Tuesday, September 27, 2022

Fantastic Fest 2022 Reviews: Shin Ultraman & A Life On The Farm

Shin Ultraman
Directed by Shinji Higuchi
Did someone call for a Japanese superhero? Then be glad Ultraman is here to save not only Japan, but the entire solar system. If you're into the recent truckload of super hero films, this sure isn't for you. Shin Ultraman is a hard sell to anyone who doesn't watch anime or knows the series or a little be about Japanese TV or movies. This is for the many people who love those strange WTF movies of Japan or long time fans. So for people like me, let's watch a super weird Japanese super hero beat up monsters.
Here's a good example of where the Japanese are with super heroes and sci-fi. Kamen Rider Geats just started in Japan. Think, one-man Power Rangers. In this newest incarnation of the show, different people are vowing in trials/games to earn and become Kamen Rider. The winners basically gets a wish for anything. In a recent episode, a father died in these games wanting to earn a cure for his son's debilitating disease. This is a show made for elementary school kids and younger. The topics are way, way out of where they should be for children and yes, it seems like they took from the popularity of Squid Games to make it. That's the fun of WTF Japanese entertainment. That and CGI and special effects that are questionable.
Back to Shin Ultraman, the story is about weekly giant monsters wreaking havoc in Japan and an alien superhero who can grow just as big as them, beating them up. We have a team of scientists who have come together to come up with ideas to defeat these monsters that he sort of works with. So, that's our core story. Japan has a monster crisis and things are only get worse unless Ultraman saves the day.
What happens over the course of the movie is the same thing seen time and time again in Japanese sci-fi about how humanity needing to be better, corrupt governments, politics, working together as a team, friendship, identity...when you've died and been bonded to an alien. Believe it or not, a re-occurring theme in Japanese stories.
There's no earn suspension of disbelief here, you're either in or out just accept aliens wear trench coats and funny hats when they meet humans.

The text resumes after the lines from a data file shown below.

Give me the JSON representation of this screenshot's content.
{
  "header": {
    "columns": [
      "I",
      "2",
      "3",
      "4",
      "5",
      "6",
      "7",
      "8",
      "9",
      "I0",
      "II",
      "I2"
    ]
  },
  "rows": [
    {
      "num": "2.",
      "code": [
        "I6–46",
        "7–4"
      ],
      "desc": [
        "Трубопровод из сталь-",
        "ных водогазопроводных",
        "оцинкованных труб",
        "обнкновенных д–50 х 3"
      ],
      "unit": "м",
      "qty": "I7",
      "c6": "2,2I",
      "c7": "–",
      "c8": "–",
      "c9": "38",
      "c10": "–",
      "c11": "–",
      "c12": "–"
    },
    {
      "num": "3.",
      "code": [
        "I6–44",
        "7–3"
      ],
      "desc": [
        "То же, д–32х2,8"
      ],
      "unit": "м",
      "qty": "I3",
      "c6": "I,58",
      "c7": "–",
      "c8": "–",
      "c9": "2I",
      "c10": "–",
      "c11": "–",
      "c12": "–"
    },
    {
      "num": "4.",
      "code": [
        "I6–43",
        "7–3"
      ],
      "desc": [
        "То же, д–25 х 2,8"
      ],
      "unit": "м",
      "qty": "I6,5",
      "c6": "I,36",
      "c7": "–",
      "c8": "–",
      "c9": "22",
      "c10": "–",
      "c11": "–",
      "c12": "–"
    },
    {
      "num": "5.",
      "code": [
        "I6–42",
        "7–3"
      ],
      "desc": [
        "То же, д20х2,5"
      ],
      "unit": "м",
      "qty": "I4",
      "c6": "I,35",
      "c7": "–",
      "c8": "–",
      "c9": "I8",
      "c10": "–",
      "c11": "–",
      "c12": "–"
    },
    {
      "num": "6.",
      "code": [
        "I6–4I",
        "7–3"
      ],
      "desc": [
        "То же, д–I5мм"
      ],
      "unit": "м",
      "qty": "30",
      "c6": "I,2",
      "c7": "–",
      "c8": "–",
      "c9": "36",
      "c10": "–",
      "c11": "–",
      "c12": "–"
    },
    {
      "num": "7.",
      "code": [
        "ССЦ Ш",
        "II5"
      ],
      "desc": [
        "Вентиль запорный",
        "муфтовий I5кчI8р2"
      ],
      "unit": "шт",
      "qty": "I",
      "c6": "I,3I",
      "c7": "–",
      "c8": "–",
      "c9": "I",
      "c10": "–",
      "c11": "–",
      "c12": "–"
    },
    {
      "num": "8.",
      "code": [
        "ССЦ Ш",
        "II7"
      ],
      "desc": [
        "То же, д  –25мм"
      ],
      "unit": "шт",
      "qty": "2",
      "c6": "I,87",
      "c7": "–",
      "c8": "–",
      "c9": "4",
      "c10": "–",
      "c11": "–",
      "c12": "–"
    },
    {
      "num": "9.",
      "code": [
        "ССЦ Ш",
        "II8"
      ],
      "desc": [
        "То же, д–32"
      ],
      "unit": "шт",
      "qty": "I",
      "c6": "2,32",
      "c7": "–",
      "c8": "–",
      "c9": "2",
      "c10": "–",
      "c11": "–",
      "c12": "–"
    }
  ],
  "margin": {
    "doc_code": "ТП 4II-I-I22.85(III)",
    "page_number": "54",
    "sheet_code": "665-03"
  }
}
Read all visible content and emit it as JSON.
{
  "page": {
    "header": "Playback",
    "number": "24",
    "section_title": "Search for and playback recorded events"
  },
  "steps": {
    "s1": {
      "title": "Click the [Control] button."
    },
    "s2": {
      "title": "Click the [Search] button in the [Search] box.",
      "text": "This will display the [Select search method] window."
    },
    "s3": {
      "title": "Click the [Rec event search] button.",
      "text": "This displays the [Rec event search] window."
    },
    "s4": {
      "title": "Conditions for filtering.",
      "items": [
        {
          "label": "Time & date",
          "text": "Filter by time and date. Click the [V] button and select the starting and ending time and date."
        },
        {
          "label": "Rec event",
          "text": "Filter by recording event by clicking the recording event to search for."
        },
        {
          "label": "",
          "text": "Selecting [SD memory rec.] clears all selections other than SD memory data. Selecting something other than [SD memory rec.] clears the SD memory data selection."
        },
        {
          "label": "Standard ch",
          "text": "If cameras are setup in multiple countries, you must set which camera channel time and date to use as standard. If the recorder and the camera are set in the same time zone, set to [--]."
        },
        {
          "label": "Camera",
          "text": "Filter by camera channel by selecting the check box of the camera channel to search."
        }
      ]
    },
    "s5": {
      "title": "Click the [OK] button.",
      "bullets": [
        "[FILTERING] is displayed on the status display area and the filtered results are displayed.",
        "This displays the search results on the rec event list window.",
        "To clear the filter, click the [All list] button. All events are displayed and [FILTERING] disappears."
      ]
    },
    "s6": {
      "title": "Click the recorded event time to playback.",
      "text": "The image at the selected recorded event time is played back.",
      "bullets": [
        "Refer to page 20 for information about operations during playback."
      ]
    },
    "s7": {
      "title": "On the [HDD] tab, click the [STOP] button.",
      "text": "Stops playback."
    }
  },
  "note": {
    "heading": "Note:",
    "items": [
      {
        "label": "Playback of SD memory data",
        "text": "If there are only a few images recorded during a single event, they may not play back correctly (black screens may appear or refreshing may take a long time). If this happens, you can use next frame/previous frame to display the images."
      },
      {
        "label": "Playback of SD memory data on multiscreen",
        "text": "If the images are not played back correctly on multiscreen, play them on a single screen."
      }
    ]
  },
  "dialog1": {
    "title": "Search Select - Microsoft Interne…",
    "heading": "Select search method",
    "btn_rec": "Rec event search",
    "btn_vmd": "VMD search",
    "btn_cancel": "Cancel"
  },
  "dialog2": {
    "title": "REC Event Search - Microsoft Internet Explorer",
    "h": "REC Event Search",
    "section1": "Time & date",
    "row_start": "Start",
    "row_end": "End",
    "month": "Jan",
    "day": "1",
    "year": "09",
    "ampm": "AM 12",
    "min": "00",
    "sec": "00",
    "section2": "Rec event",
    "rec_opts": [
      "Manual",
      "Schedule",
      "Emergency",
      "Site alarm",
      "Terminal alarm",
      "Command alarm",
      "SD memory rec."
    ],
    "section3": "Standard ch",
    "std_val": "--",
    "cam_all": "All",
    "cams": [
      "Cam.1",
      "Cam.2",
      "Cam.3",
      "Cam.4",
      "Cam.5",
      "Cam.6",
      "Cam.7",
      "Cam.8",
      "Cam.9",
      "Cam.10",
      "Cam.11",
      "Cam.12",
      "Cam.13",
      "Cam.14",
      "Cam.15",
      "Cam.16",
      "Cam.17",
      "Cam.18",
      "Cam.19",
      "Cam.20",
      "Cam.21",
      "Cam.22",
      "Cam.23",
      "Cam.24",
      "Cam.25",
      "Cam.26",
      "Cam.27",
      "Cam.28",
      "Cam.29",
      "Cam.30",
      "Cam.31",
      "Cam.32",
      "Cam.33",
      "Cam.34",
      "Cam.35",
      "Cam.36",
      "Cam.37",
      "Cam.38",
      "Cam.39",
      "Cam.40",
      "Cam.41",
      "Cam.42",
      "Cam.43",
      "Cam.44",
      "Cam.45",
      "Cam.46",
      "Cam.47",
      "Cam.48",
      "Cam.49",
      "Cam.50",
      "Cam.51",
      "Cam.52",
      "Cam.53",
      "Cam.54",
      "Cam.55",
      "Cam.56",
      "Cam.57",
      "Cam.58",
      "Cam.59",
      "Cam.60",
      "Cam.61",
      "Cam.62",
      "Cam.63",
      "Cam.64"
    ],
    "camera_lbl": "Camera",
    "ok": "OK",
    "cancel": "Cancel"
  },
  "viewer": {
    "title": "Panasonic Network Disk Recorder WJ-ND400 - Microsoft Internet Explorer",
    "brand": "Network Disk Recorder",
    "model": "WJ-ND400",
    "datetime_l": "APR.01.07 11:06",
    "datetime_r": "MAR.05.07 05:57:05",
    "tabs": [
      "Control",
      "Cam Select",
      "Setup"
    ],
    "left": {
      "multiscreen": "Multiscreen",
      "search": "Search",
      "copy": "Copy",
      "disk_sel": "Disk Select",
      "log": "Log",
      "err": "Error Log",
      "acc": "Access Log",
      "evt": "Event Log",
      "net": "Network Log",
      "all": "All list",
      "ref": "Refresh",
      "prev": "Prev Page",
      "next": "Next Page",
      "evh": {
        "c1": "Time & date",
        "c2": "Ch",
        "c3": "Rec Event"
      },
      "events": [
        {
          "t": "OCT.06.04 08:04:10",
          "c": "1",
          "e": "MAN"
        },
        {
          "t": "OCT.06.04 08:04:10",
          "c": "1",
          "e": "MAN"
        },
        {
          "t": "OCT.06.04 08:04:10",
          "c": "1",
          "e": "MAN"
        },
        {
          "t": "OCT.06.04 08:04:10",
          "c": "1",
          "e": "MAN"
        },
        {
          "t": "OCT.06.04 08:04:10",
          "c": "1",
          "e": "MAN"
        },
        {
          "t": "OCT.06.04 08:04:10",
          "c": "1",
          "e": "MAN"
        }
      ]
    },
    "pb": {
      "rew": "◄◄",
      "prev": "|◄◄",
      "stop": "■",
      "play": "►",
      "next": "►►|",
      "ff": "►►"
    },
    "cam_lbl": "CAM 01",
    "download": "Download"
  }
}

It remains a hard sell out of Japan. I completely understand why someone here in the US wouldn't vibe with it. The exposition dialogue you get in Japanese JRPGS that American films expunge because it feels out of place is a huge chunck in Shin Ultraman. There are literal scenes of two characters just chatting about the world and everyone  in it dying in a lovely forest near one's own corpse. Or just another lovely conversation in a cool background dimension about scarfifice. I mean, hat's off, it's bonkers and why I enjoy it, but it'll never be American version heroics.

There's a giant woman in this film and it looks like the blocked the panty shots online. That did grab my attention as did a number of battles of weird, ridiculous monsters. Shin Ultraman fights always had me entertained. For those who've seen other Ultraman films or just know, OKAY, YEAH THIS IS GONNA BE ONE OF THOSE JAPANESE WTF films it's gonna entertain. I'm gonna see a least one scene I want show my friends when this hits YouTube.

Oddly, enough it's written by Hideaki Anno of Evangelion and Shin Godzilla fame, but not directed, that goes to Shinji Higuchi. It damn well looks like Hideaki Anno's style though, especially with the strange camera shots and angles on the ends of a remote or peeking through the office everyone works at.

If you're a newcomer, this is a hard sell. For those who want to see some weird, afternoon Power Rangers fights with way too much in the idea department and a lead meant to be cold an alien... Wait, wait, with way too much tacked on philosophy and some utterly funny to watch character/relationships...And, a nice scene with a 20-story tall lady, this is the movie for you.

A Life On The Farm
Directed by Oscar Harding

There's a really weird, strange video you should see about this guy on his farm, but let me just tell you about it. Ughhh. This documentary about a man who made a strange video of his life on his farm isn't made to entertain, it's to hear about other people talk about it.

Let's watch some live horse birth and then slowly, slowly go over how we got the video and what other people think about the video. That's the doc, A Life On The Farm.
I hate boring you with this, because it bored me when the movie did it, but essentially there was a farmer in England who made a freaky video, involving dead animals and dead relatives and live births that seems to have astonished or entertain people who enjoy found footage tapes. It just sounds more interesting than it actually is or at least is shown in this film.

What you get, are those scenes, over-hyped, by a boring group of talking heads. I mean they have interesting careers and I know them from online fame, but in this, they're just tiresome to hear from.

It made me just want to watch the original film without them. Sure, the actual tape is weird and a bit unsettling, but there's other stuff out there. I'm guessing the only reason this was made is the director of this had the tape and must have released it.

Oddly, enough, a future review I'm writing from this film festival, Chop & Steele will feature two of the boring talking heads from this. I think it goes to show that having a better director can make something more interesting. Because, the two dudes from the Found Footage Festival sure aren't charismatic, but their story was a least a fun watch.

Forget this farm.

Films provided for review online via Fantastic Fest